"""
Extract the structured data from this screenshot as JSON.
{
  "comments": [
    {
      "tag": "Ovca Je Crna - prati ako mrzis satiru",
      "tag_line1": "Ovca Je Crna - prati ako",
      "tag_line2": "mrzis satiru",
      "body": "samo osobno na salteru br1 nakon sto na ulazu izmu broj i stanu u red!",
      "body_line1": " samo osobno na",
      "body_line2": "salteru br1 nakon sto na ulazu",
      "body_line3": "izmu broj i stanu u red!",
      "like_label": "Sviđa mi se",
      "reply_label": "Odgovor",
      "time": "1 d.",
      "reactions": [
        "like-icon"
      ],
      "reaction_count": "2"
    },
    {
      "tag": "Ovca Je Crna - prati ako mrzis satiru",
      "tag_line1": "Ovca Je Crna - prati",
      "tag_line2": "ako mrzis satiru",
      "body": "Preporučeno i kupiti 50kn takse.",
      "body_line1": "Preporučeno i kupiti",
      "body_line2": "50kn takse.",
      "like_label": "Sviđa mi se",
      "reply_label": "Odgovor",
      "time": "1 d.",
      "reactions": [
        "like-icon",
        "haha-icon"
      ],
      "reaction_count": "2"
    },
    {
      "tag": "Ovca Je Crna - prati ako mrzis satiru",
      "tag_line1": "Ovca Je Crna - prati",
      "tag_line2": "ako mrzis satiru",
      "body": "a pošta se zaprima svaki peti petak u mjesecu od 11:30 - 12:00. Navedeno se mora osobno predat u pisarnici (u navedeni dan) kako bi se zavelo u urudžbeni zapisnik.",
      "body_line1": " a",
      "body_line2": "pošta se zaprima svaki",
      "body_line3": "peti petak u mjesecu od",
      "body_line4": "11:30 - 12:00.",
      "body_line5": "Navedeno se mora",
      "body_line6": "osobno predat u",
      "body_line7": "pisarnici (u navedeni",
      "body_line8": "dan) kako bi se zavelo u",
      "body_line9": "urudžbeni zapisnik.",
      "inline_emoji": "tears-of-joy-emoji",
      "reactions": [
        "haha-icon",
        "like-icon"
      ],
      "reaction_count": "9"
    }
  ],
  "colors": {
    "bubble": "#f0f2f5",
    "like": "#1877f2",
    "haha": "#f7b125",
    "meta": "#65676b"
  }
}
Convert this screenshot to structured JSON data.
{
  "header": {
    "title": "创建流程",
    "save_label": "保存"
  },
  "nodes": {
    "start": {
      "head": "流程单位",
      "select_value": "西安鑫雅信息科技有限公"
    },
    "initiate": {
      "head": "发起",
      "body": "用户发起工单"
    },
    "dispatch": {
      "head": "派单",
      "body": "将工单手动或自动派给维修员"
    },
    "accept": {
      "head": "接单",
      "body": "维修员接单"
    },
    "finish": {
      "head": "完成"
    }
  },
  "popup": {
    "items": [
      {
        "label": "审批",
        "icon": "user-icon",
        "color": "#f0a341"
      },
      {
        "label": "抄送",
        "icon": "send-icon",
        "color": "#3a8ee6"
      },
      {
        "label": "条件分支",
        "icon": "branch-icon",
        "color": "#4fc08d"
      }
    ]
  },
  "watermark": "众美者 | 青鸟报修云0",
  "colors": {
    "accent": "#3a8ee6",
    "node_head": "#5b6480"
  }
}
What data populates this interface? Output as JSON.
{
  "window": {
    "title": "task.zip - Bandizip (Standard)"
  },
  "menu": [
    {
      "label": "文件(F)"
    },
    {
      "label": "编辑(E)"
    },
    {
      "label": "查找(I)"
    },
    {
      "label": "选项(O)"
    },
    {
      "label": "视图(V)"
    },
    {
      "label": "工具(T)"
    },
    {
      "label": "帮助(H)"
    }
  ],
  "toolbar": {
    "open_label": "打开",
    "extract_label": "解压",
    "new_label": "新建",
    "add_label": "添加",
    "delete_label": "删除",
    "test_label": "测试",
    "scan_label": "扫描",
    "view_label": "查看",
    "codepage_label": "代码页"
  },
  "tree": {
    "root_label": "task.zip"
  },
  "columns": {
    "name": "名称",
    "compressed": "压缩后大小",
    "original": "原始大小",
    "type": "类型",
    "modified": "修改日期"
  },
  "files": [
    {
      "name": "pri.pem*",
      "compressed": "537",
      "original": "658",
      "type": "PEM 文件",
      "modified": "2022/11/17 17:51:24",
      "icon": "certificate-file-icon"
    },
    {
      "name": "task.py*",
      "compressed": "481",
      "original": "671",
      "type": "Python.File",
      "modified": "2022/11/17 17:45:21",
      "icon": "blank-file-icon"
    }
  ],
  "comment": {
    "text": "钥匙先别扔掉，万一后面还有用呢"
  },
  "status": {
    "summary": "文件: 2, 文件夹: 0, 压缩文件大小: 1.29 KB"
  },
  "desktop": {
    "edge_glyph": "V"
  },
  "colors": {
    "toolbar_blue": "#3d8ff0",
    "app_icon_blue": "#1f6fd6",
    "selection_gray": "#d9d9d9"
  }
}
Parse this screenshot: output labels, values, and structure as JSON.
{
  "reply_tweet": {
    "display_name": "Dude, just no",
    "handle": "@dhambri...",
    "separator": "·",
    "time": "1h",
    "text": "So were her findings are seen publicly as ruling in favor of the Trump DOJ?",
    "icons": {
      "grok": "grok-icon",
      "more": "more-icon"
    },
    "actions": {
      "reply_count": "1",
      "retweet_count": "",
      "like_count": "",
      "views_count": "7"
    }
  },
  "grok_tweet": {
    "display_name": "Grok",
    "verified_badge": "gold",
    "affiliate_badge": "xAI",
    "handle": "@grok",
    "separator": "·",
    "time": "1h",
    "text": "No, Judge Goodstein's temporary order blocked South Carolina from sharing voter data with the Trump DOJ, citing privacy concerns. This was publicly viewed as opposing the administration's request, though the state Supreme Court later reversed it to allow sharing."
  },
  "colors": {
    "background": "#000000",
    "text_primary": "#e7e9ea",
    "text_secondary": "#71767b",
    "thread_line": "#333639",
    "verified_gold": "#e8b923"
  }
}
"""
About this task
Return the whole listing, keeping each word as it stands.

Expected answer
Extract the structured data from this screenshot as JSON.
{
  "comments": [
    {
      "tag": "Ovca Je Crna - prati ako mrzis satiru",
      "tag_line1": "Ovca Je Crna - prati ako",
      "tag_line2": "mrzis satiru",
      "body": "samo osobno na salteru br1 nakon sto na ulazu izmu broj i stanu u red!",
      "body_line1": " samo osobno na",
      "body_line2": "salteru br1 nakon sto na ulazu",
      "body_line3": "izmu broj i stanu u red!",
      "like_label": "Sviđa mi se",
      "reply_label": "Odgovor",
      "time": "1 d.",
      "reactions": [
        "like-icon"
      ],
      "reaction_count": "2"
    },
    {
      "tag": "Ovca Je Crna - prati ako mrzis satiru",
      "tag_line1": "Ovca Je Crna - prati",
      "tag_line2": "ako mrzis satiru",
      "body": "Preporučeno i kupiti 50kn takse.",
      "body_line1": "Preporučeno i kupiti",
      "body_line2": "50kn takse.",
      "like_label": "Sviđa mi se",
      "reply_label": "Odgovor",
      "time": "1 d.",
      "reactions": [
        "like-icon",
        "haha-icon"
      ],
      "reaction_count": "2"
    },
    {
      "tag": "Ovca Je Crna - prati ako mrzis satiru",
      "tag_line1": "Ovca Je Crna - prati",
      "tag_line2": "ako mrzis satiru",
      "body": "a pošta se zaprima svaki peti petak u mjesecu od 11:30 - 12:00. Navedeno se mora osobno predat u pisarnici (u navedeni dan) kako bi se zavelo u urudžbeni zapisnik.",
      "body_line1": " a",
      "body_line2": "pošta se zaprima svaki",
      "body_line3": "peti petak u mjesecu od",
      "body_line4": "11:30 - 12:00.",
      "body_line5": "Navedeno se mora",
      "body_line6": "osobno predat u",
      "body_line7": "pisarnici (u navedeni",
      "body_line8": "dan) kako bi se zavelo u",
      "body_line9": "urudžbeni zapisnik.",
      "inline_emoji": "tears-of-joy-emoji",
      "reactions": [
        "haha-icon",
        "like-icon"
      ],
      "reaction_count": "9"
    }
  ],
  "colors": {
    "bubble": "#f0f2f5",
    "like": "#1877f2",
    "haha": "#f7b125",
    "meta": "#65676b"
  }
}
Convert this screenshot to structured JSON data.
{
  "header": {
    "title": "创建流程",
    "save_label": "保存"
  },
  "nodes": {
    "start": {
      "head": "流程单位",
      "select_value": "西安鑫雅信息科技有限公"
    },
    "initiate": {
      "head": "发起",
      "body": "用户发起工单"
    },
    "dispatch": {
      "head": "派单",
      "body": "将工单手动或自动派给维修员"
    },
    "accept": {
      "head": "接单",
      "body": "维修员接单"
    },
    "finish": {
      "head": "完成"
    }
  },
  "popup": {
    "items": [
      {
        "label": "审批",
        "icon": "user-icon",
        "color": "#f0a341"
      },
      {
        "label": "抄送",
        "icon": "send-icon",
        "color": "#3a8ee6"
      },
      {
        "label": "条件分支",
        "icon": "branch-icon",
        "color": "#4fc08d"
      }
    ]
  },
  "watermark": "众美者 | 青鸟报修云0",
  "colors": {
    "accent": "#3a8ee6",
    "node_head": "#5b6480"
  }
}
What data populates this interface? Output as JSON.
{
  "window": {
    "title": "task.zip - Bandizip (Standard)"
  },
  "menu": [
    {
      "label": "文件(F)"
    },
    {
      "label": "编辑(E)"
    },
    {
      "label": "查找(I)"
    },
    {
      "label": "选项(O)"
    },
    {
      "label": "视图(V)"
    },
    {
      "label": "工具(T)"
    },
    {
      "label": "帮助(H)"
    }
  ],
  "toolbar": {
    "open_label": "打开",
    "extract_label": "解压",
    "new_label": "新建",
    "add_label": "添加",
    "delete_label": "删除",
    "test_label": "测试",
    "scan_label": "扫描",
    "view_label": "查看",
    "codepage_label": "代码页"
  },
  "tree": {
    "root_label": "task.zip"
  },
  "columns": {
    "name": "名称",
    "compressed": "压缩后大小",
    "original": "原始大小",
    "type": "类型",
    "modified": "修改日期"
  },
  "files": [
    {
      "name": "pri.pem*",
      "compressed": "537",
      "original": "658",
      "type": "PEM 文件",
      "modified": "2022/11/17 17:51:24",
      "icon": "certificate-file-icon"
    },
    {
      "name": "task.py*",
      "compressed": "481",
      "original": "671",
      "type": "Python.File",
      "modified": "2022/11/17 17:45:21",
      "icon": "blank-file-icon"
    }
  ],
  "comment": {
    "text": "钥匙先别扔掉，万一后面还有用呢"
  },
  "status": {
    "summary": "文件: 2, 文件夹: 0, 压缩文件大小: 1.29 KB"
  },
  "desktop": {
    "edge_glyph": "V"
  },
  "colors": {
    "toolbar_blue": "#3d8ff0",
    "app_icon_blue": "#1f6fd6",
    "selection_gray": "#d9d9d9"
  }
}
Parse this screenshot: output labels, values, and structure as JSON.
{
  "reply_tweet": {
    "display_name": "Dude, just no",
    "handle": "@dhambri...",
    "separator": "·",
    "time": "1h",
    "text": "So were her findings are seen publicly as ruling in favor of the Trump DOJ?",
    "icons": {
      "grok": "grok-icon",
      "more": "more-icon"
    },
    "actions": {
      "reply_count": "1",
      "retweet_count": "",
      "like_count": "",
      "views_count": "7"
    }
  },
  "grok_tweet": {
    "display_name": "Grok",
    "verified_badge": "gold",
    "affiliate_badge": "xAI",
    "handle": "@grok",
    "separator": "·",
    "time": "1h",
    "text": "No, Judge Goodstein's temporary order blocked South Carolina from sharing voter data with the Trump DOJ, citing privacy concerns. This was publicly viewed as opposing the administration's request, though the state Supreme Court later reversed it to allow sharing."
  },
  "colors": {
    "background": "#000000",
    "text_primary": "#e7e9ea",
    "text_secondary": "#71767b",
    "thread_line": "#333639",
    "verified_gold": "#e8b923"
  }
}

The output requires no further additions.